CellulitisCellulitis is a skin infection that involves areas of tissue just below the skin's surface. It can affect any part of the body, but it's most common on exposed areas, such as the face, arms, or lower legs.https://kidshealth.org/ws/RadyChildrens/en/teens/cellulitis.html/11d03e5b-f1ac-42bc-95b9-8ed4436e5326
Dealing With CutsFind out how to handle minor cuts at home - and when to get medical care for a more serious injury.https://kidshealth.org/ws/RadyChildrens/en/parents/bleeding.html/dd98d89c-e30e-4b99-8178-bb65cc8e9c3d
First Aid: CutsMost cuts can be safely treated at home. But deeper cuts - or any wounds that won't stop bleeding - need emergency medical treatment.https://kidshealth.org/ws/RadyChildrens/en/parents/cuts-sheet.html/e612779f-fd61-449d-947f-c96066443829
ImpetigoImpetigo is a strange-sounding word that might be new to you. It's an infection of the skin caused by bacteria. Read this article to learn more about it.https://kidshealth.org/ws/RadyChildrens/en/kids/impetigo.html/c9e55b07-8d2a-454a-8b47-67c4d016675e
MRSAMRSA is a type of bacteria that the usual antibiotics can't tackle anymore. Simple precautions can help protect your kids from becoming infected.https://kidshealth.org/ws/RadyChildrens/en/parents/mrsa.html/45242956-043b-400a-8ac7-cce1891a9c43
OsteomyelitisSometimes a bad cut that gets infected can lead to even worse things, like a bone infection called osteomyelitis. The easiest way to protect yourself is to practice good hygiene.https://kidshealth.org/ws/RadyChildrens/en/teens/osteomyelitis.html/018fa95e-9847-44f8-8128-15ce46ab062b

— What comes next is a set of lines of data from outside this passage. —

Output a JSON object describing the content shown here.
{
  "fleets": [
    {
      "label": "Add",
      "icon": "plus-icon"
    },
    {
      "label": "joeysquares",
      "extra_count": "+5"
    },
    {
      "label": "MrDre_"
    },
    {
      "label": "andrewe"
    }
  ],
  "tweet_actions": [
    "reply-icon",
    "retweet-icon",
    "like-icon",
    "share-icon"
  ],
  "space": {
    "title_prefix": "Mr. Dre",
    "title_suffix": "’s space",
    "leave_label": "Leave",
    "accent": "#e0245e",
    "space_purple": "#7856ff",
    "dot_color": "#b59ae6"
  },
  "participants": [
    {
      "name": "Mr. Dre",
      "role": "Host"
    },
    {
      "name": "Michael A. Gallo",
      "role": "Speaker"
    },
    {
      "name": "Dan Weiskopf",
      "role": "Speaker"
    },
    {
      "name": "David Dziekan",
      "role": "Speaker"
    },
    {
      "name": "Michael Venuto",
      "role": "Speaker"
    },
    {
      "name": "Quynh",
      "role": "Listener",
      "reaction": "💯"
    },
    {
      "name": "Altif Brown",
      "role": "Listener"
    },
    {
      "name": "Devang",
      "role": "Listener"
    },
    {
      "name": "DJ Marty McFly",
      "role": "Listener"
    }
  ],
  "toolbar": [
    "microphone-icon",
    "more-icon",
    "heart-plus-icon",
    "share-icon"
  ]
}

Staph InfectionsWhen skin is punctured or broken for any reason, staph bacteria can enter the wound and cause an infection. But good hygiene can prevent many staph infections. Learn more.https://kidshealth.org/ws/RadyChildrens/en/parents/staphylococcus.html/eb617e21-017c-44ab-bc1e-dfa5f4e8cd05
TetanusTetanus is a bacterial infection that grows in a contaminated wound. Because it can be serious, it's important to get immunized. Find out more.https://kidshealth.org/ws/RadyChildrens/en/teens/tetanus.html/f5369583-ec3a-4542-a901-8e0ee2ce7f72
Toxic Shock SyndromeToxic shock syndrome is a serious but uncommon bacterial infection. TSS is a medical emergency - symptoms include sudden high fever, a faint feeling, diarrhea, headache, and muscle aches.https://kidshealth.org/ws/RadyChildrens/en/parents/toxic-shock.html/b03be988-ac45-4ea7-b481-ab593ef85d02